In the comments to an earlier post (found here), there was some discussion about whether it was possible to distinguish left-handed from right-handed scribes, both in terms of their writing styles and characteristic 'scribal habits'. It was also suggested that there were no left-handed scribes depicted in manuscript illustrations etc.
During the course of the discussion PJW came up with an image of a left-handed scribe, but the picture didn't seem to match the description (click for details).
So I emailed the museum:
In the description given of the Manuscript Illumination with the Evangelist Luke, late 13th-early 14th century
Tempera and gold leaf on parchment; 5 13/16 x 4 1/16 in. (14.7 x 10.3 cm). Purchase, The Jaharis Family Foundation Inc. Gift, 2001 (2001.633) (http://www.metmuseum.org/toah/hd/book/hob_2001.633.htm)
it is said:
"On a single page from a gospel book, the illumination shows the evangelist Luke seated on a backless chair, reaching with his right arm toward the open book on a pedestal before him. He wears a loose-fitting blue tunic and white himation, and sandals on his feet. He holds a quill pen in his left hand as he pauses to contemplate the text." But not only is there no pen to be seen in his left hand, it is not his right hand that reaches to the open book. It looks to me more like a pen in his right hand, held in such a way that he may be about to write. [Most scribes were right-handed, so it would be nice to know if this really was a depiction of a left-handed evangelist.]
I wonder whether it is possible either to refer me to some published discussion of this piece, or to have someone take another close look at the picture and confirm (or alter) the description.
And today I received this reply:
Dear Peter, if I may,
Thank you very much for your email.

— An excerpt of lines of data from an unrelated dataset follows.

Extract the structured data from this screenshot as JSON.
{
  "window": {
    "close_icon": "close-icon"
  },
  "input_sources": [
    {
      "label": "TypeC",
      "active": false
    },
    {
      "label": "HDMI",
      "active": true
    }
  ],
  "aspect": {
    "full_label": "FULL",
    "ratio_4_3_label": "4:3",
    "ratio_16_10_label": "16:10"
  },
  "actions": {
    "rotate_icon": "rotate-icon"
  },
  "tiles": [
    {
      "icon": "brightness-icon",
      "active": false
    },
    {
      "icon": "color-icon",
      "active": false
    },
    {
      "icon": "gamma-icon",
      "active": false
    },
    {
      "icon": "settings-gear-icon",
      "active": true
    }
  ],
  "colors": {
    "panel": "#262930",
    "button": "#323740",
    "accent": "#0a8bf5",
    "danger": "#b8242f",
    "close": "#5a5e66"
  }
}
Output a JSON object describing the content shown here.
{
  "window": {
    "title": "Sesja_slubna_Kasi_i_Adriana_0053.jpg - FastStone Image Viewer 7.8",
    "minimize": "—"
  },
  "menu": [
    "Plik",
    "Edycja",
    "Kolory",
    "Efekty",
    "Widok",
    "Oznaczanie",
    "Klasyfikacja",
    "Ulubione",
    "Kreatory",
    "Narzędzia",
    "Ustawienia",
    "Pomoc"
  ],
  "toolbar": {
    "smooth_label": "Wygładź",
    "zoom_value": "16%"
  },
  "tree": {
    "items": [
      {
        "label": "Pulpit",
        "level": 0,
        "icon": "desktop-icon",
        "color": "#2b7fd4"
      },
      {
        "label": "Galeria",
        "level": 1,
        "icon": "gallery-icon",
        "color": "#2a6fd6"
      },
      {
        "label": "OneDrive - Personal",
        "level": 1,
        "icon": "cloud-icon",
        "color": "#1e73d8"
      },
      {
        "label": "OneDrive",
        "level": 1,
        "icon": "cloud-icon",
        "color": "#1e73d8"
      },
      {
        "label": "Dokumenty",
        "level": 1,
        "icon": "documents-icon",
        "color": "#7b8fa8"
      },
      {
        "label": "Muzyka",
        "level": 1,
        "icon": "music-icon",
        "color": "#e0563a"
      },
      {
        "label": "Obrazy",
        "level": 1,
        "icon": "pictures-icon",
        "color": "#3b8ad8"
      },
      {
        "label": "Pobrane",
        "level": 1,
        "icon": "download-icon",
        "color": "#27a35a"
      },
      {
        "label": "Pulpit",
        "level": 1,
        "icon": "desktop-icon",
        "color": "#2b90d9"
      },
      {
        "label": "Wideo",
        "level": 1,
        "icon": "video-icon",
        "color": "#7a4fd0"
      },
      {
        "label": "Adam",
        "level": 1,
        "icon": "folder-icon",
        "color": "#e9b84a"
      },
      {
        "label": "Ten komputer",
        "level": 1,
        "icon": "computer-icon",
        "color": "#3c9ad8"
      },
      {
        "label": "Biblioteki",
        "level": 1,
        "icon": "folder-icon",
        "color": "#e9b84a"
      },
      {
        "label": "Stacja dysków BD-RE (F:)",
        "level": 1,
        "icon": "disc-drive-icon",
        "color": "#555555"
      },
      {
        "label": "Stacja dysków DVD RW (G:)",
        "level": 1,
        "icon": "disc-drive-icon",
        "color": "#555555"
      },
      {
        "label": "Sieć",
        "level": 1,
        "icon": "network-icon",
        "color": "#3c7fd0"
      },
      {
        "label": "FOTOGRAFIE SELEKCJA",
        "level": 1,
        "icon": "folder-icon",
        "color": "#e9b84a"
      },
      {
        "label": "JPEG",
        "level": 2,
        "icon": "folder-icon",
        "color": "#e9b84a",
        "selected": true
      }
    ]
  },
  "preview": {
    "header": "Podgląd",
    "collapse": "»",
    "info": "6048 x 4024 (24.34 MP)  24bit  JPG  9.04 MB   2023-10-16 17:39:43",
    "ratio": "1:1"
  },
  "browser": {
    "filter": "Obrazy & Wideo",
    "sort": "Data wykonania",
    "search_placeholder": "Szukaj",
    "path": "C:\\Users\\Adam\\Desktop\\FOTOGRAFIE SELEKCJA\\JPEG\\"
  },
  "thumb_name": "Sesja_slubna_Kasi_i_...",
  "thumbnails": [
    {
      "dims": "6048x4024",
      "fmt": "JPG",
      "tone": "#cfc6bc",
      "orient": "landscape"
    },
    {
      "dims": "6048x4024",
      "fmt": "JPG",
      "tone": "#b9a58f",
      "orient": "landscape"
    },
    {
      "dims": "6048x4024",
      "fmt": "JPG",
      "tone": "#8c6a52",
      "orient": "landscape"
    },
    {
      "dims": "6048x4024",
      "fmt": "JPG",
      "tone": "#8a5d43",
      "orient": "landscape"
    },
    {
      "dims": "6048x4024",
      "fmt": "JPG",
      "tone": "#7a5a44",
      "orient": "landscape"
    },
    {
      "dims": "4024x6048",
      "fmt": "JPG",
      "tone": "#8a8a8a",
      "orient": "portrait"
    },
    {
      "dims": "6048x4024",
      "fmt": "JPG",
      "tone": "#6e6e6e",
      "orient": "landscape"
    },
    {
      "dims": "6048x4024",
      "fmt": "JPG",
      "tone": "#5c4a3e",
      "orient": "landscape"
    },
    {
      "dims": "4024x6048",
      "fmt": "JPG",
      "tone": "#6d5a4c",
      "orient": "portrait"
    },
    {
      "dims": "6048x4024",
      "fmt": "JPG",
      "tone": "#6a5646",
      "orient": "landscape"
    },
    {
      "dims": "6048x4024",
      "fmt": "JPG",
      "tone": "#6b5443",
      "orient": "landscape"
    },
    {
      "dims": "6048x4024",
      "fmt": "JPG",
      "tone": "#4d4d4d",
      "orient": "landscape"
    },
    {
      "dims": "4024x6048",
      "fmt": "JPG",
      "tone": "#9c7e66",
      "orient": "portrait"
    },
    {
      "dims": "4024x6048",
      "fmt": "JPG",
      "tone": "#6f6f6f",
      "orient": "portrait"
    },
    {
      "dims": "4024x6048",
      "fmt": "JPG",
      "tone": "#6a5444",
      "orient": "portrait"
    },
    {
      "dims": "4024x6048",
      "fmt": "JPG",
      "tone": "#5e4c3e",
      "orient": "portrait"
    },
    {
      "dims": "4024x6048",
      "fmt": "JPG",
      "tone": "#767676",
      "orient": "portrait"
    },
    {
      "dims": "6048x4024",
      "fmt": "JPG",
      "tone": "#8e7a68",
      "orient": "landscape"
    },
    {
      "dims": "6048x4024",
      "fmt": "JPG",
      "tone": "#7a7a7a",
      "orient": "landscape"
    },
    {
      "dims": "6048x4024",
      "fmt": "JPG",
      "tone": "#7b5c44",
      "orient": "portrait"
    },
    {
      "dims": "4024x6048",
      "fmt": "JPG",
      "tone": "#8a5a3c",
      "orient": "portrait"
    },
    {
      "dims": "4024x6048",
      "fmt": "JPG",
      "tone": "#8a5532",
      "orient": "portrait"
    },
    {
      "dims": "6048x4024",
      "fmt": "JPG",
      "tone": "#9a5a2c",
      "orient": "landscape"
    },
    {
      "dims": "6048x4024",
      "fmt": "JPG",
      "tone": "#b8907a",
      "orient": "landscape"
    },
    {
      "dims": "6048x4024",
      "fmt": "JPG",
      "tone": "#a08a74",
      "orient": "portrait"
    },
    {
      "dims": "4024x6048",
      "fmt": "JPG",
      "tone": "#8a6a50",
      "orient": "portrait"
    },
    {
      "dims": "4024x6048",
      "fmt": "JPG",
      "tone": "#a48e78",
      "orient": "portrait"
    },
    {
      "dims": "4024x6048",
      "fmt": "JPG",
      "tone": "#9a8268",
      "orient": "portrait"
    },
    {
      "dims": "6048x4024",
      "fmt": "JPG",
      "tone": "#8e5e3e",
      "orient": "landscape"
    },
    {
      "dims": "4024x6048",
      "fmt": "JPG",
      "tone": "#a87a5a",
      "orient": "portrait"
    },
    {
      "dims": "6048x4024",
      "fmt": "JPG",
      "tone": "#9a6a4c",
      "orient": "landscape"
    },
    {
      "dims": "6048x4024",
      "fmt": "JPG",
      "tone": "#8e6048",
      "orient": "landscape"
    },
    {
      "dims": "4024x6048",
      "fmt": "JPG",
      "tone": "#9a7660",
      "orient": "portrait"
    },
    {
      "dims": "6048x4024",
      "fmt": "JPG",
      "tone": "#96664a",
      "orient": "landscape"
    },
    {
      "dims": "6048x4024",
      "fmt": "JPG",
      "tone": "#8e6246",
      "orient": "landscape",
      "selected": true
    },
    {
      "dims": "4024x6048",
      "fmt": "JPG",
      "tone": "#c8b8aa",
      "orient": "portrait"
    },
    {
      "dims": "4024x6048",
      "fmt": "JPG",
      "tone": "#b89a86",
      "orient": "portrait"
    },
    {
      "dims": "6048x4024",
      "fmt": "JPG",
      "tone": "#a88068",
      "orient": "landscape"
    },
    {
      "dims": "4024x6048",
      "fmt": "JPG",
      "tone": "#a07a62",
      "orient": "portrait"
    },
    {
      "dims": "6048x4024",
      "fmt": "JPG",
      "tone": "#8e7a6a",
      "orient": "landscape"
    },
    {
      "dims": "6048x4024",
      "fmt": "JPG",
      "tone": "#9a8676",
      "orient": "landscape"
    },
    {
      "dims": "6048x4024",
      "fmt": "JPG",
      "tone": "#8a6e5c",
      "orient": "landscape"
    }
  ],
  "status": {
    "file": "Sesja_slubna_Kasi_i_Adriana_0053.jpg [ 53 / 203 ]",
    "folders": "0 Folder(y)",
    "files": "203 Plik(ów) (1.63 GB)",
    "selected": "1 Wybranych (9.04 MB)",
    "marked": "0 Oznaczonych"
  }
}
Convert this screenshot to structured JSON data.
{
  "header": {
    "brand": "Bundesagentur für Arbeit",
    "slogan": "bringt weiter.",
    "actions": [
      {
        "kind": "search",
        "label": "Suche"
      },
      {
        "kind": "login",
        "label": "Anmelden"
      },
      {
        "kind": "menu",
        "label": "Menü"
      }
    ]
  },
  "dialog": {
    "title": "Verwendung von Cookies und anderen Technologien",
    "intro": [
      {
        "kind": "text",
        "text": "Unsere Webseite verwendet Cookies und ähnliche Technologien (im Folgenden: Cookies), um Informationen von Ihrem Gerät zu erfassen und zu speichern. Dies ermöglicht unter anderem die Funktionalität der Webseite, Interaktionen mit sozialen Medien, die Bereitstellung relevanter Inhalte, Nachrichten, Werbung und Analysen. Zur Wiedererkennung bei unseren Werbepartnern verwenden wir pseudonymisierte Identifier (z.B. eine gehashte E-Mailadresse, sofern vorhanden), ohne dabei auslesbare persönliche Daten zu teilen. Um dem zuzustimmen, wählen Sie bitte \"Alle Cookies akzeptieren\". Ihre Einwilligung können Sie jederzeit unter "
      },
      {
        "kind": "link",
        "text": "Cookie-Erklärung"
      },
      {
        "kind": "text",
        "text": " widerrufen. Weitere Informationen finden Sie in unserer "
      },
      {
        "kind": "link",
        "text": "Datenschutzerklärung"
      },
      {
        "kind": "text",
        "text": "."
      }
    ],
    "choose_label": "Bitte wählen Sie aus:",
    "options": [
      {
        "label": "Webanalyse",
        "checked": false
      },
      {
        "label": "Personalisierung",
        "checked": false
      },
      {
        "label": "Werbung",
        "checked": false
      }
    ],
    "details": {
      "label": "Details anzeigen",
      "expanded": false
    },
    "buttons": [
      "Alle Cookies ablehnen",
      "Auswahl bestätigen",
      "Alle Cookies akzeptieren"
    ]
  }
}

You are quite right that the evangelist Luke reaches for the book with his left hand, and that he is a right-handed scribe. We very much appreciate your bringing this to our attention and we will correct the descriptive text as soon as possible.
Best wishes for a happy holiday,
Dr. Sarah T. Brooks
Department of Medieval Art
Metropolitan Museum of Art
1000 Fifth Avenue
New York, NY 10028-0198
So, if there were no left-handed scribes we shan't need to spend much time pondering their distinctive habits.
Up-date (to the up-date; 15.12.05): I am pleased to say that Dr Brooks has given permission for me to quote her email in full. I am sorry to say that I only asked for this permission retrospectively. At least we have advanced the cause of scholarship together.